Sunday's match against the Melbourne Storm will be the first Raiders home game at Canberra Stadium to be televised on free-to-air broadcaster Channel Nine since the 2012 elimination final against the Cronulla Sharks – a blackout of 588 days.
Channel Nine boss David Gyngell has indicated he wants to scrap fixed scheduling because it doesn't allow them enough flexibility to broadcast form teams and select blockbuster matches.
Canberra Raiders chief Don Furner. Photo: Jacky Ghossein
Fixed scheduling was only introduced last season, locking in the first 20 rounds and enabling some movement in the final six weeks.
But Furner said the Raiders would contest any move to scrap fixed scheduling and revealed there were moves within NRL ranks to potentially compensate clubs who were being disadvantaged by a lack of free-to-air coverage.
The Raiders are consistently one of the most ignored clubs on Channel Nine. They had one game broadcast on free-to-air television last season, an away match, and have been granted three in the first 20 rounds this year. Only the New Zealand Warriors received less.
The Raiders re-signed sleeve sponsor Defence Housing Australia during the week and are in negotiations to extend major sponsor Huawei beyond this year.
But Furner said the lack of free-to-air television coverage made it tougher for clubs such as the Raiders to attract sponsors. The Brisbane Broncos received 13 Channel Nine games in the first 20 rounds this season.

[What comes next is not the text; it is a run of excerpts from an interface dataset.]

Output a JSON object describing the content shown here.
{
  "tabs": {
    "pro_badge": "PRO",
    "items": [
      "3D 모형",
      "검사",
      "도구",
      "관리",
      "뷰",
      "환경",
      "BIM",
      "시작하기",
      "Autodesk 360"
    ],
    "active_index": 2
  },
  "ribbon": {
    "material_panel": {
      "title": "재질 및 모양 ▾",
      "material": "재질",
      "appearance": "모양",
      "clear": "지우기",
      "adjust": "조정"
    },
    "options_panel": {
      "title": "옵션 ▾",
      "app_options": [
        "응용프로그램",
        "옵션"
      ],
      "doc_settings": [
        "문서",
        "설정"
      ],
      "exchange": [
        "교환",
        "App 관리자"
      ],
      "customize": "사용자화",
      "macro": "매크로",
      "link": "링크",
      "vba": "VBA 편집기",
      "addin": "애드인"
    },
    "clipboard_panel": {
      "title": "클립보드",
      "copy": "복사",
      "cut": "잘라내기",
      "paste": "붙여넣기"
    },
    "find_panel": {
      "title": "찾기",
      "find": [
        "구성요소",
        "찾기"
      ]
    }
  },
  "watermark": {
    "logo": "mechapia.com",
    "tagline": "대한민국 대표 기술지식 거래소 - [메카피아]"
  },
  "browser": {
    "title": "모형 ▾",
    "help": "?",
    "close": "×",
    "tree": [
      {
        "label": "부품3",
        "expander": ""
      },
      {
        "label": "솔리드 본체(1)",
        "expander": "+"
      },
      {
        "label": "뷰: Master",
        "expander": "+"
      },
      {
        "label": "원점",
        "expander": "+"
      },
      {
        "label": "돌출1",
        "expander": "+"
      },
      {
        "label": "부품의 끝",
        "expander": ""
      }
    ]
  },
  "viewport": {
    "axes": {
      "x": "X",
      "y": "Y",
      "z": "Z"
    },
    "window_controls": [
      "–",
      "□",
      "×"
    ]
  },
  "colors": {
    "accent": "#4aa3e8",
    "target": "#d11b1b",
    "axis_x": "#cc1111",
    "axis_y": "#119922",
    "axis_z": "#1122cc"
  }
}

Furner revealed the NRL was in discussion for a disequal funding model, which could compensate inequities such as free-to-air television exposure.
The NRL refused to comment, a spokesman saying it was premature of the Raiders to discuss such a model.
The AFL have a disequal funding model, which also compensates some interstate teams outside Victoria with living-away-from-home allowances.
"It's certainly not an even playing field when we're getting three [games] and others are getting 23,'' Furner said. "We'll always be jumping up and down about that ... it's certainly an inequality in the game.
"It's no mystery the Broncos obviously get a lot more sponsorship revenue than we do because they're on Channel Nine every Friday night. I know the NRL are looking at a disequal funding model, one of the major factors in there is the disproportionate amount of free-to-air games. I think we'll benefit down the track, but it would be fairer if we were on [free-to-air] more.
"They're looking at lots of different factors in their new model and I know one of them is the lack of equality in free-to-air coverage."
The NRL signed a billion dollar television rights deal with Channel Nine and Fox Sports in 2012, with fixed scheduling part of the agreement.
Furner was adamant the fixed scheduling shouldn't be scrapped.
"I don't think any of the clubs will be voting for that, that might be [Channel Nine's] view but they signed an agreement and all the clubs agreed on the new broadcasting deal based on a greater share of free-to-air so we'll certainly be fighting for it."